◆ REQUIRED WORK ◆
Look through the records, and whenever a line includes the word "simple", copy it.

Web page and app entries
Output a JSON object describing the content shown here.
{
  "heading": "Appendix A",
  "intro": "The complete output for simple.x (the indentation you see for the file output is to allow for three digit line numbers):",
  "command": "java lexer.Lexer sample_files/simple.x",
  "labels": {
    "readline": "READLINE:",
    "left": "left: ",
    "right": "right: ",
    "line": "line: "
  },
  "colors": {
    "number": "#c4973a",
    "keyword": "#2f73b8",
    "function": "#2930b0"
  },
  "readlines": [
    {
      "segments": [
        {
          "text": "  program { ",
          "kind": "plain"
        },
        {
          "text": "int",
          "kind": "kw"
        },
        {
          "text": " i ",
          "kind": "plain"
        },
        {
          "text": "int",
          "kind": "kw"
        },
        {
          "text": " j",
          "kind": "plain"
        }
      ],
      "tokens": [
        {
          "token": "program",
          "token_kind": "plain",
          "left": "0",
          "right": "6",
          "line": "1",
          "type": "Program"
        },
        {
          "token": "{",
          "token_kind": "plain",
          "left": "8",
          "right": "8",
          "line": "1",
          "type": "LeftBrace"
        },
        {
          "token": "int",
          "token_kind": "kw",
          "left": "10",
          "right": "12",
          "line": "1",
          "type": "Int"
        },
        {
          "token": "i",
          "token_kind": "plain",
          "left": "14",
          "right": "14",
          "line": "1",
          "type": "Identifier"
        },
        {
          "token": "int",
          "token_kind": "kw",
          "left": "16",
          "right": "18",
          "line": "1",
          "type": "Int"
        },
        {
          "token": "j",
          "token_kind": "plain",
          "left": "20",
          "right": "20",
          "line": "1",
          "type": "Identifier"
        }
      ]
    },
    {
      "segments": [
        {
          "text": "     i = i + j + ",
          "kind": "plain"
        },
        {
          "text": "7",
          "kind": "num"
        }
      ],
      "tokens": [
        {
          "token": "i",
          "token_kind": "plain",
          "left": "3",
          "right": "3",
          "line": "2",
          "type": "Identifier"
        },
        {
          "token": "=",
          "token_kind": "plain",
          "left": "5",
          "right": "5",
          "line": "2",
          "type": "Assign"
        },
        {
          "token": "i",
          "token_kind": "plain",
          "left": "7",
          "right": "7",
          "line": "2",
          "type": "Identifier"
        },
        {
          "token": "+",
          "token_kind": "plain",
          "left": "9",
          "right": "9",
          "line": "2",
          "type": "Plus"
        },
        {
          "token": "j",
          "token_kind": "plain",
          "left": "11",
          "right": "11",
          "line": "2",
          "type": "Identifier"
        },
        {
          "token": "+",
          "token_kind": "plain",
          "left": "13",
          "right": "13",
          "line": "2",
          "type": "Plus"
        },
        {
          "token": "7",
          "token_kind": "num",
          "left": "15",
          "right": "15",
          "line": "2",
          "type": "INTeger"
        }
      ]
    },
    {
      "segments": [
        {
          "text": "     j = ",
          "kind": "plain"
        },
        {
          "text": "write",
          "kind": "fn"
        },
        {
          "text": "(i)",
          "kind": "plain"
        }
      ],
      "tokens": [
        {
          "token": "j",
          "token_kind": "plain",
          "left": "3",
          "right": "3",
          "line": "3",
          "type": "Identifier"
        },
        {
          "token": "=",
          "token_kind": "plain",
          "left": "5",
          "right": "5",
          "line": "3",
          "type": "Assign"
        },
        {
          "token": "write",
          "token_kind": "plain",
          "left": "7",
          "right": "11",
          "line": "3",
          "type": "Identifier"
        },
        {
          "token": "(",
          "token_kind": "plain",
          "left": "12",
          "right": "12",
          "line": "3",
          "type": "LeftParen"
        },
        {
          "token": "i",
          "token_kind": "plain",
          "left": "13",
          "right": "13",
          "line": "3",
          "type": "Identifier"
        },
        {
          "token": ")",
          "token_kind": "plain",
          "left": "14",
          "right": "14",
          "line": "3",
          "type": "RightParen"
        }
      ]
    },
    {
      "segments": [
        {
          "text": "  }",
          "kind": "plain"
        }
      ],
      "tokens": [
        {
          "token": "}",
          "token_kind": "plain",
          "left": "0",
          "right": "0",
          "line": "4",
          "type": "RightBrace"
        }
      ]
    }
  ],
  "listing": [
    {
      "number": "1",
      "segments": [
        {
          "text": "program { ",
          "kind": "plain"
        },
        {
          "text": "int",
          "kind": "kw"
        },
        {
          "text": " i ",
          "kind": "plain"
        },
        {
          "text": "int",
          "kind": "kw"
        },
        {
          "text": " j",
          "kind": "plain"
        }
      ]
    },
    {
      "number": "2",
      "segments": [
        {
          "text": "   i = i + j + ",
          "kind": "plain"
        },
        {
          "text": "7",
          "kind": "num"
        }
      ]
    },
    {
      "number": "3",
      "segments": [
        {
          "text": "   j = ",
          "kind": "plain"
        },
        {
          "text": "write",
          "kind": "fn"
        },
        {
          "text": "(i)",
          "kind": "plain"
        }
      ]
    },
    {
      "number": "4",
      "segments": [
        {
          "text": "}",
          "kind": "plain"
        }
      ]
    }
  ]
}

◆ THE ANSWER ◆
  "intro": "The complete output for simple.x (the indentation you see for the file output is to allow for three digit line numbers):",
  "command": "java lexer.Lexer sample_files/simple.x",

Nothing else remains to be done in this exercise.